**WORK INSTRUCTIONS**
Look through the records and copy each line with the string "WANコンフィグ表示" in it.

**RECORDS FOR THIS EXERCISE**
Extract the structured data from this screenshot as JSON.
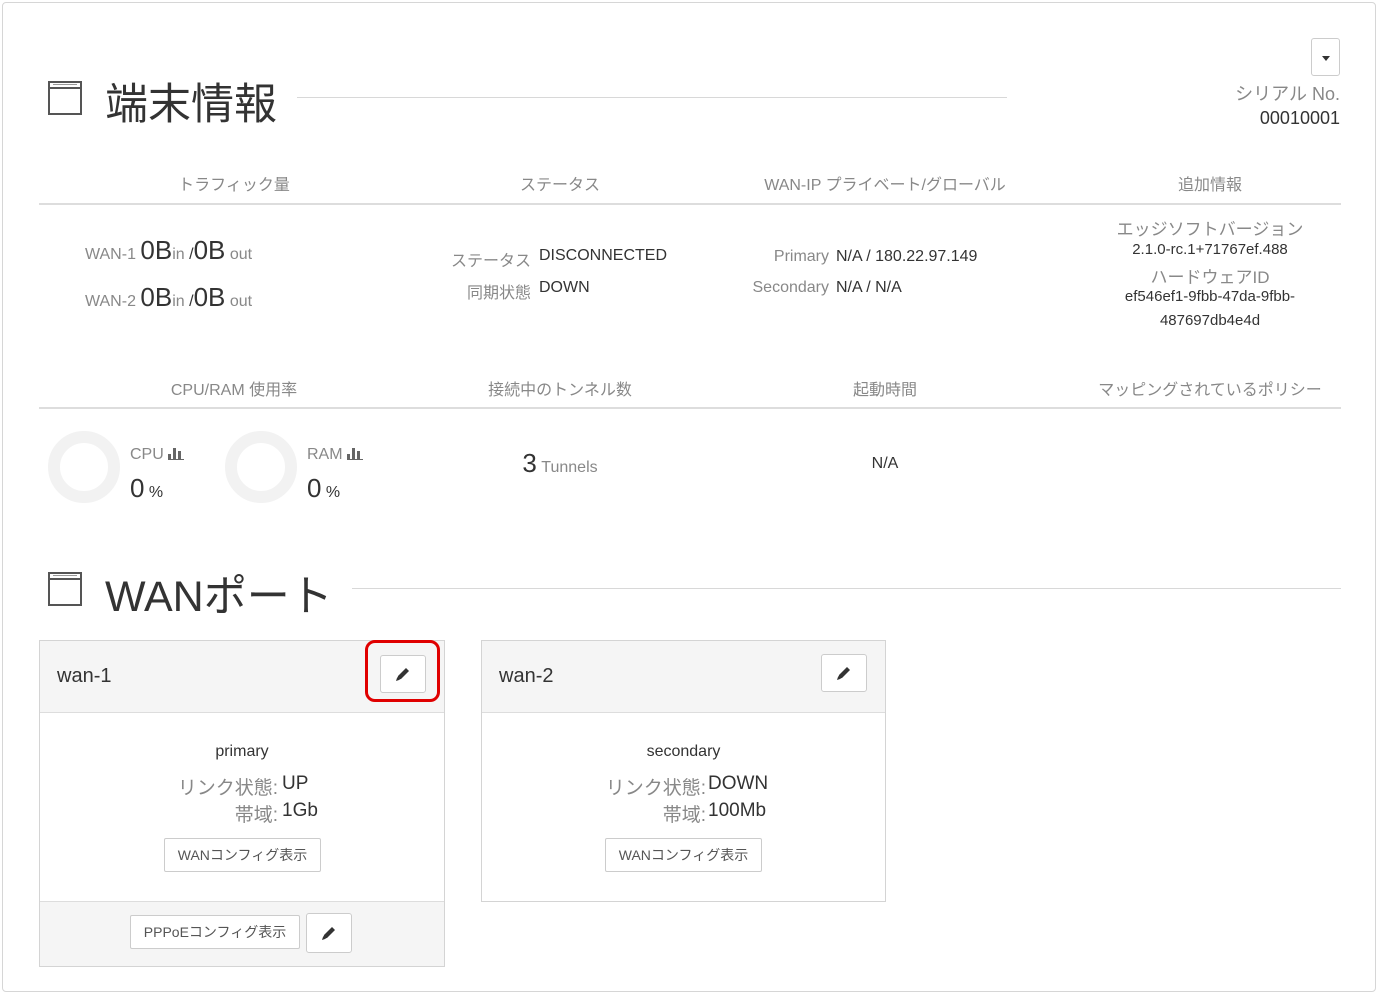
{
  "device_info": {
    "title": "端末情報",
    "serial_label": "シリアル No.",
    "serial_value": "00010001"
  },
  "columns_top": [
    "トラフィック量",
    "ステータス",
    "WAN-IP プライベート/グローバル",
    "追加情報"
  ],
  "traffic": [
    {
      "label": "WAN-1",
      "in_value": "0B",
      "in_unit": "in",
      "sep": "/",
      "out_value": "0B",
      "out_unit": "out"
    },
    {
      "label": "WAN-2",
      "in_value": "0B",
      "in_unit": "in",
      "sep": "/",
      "out_value": "0B",
      "out_unit": "out"
    }
  ],
  "status": {
    "status_label": "ステータス",
    "status_value": "DISCONNECTED",
    "sync_label": "同期状態",
    "sync_value": "DOWN"
  },
  "wan_ip": {
    "primary_label": "Primary",
    "primary_value": "N/A / 180.22.97.149",
    "secondary_label": "Secondary",
    "secondary_value": "N/A / N/A"
  },
  "extra_info": {
    "edge_label": "エッジソフトバージョン",
    "edge_value": "2.1.0-rc.1+71767ef.488",
    "hw_label": "ハードウェアID",
    "hw_value_1": "ef546ef1-9fbb-47da-9fbb-",
    "hw_value_2": "487697db4e4d"
  },
  "columns_bottom": [
    "CPU/RAM 使用率",
    "接続中のトンネル数",
    "起動時間",
    "マッピングされているポリシー"
  ],
  "usage": {
    "cpu_label": "CPU",
    "cpu_value": "0",
    "cpu_unit": "%",
    "ram_label": "RAM",
    "ram_value": "0",
    "ram_unit": "%"
  },
  "tunnels": {
    "count": "3",
    "unit": "Tunnels"
  },
  "uptime": "N/A",
  "wan_ports": {
    "title": "WANポート",
    "cards": [
      {
        "name": "wan-1",
        "role": "primary",
        "link_label": "リンク状態:",
        "link_value": "UP",
        "bw_label": "帯域:",
        "bw_value": "1Gb",
        "config_button": "WANコンフィグ表示",
        "pppoe_button": "PPPoEコンフィグ表示"
      },
      {
        "name": "wan-2",
        "role": "secondary",
        "link_label": "リンク状態:",
        "link_value": "DOWN",
        "bw_label": "帯域:",
        "bw_value": "100Mb",
        "config_button": "WANコンフィグ表示"
      }
    ]
  }
}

**ANSWER BOX**
        "config_button": "WANコンフィグ表示",
        "config_button": "WANコンフィグ表示"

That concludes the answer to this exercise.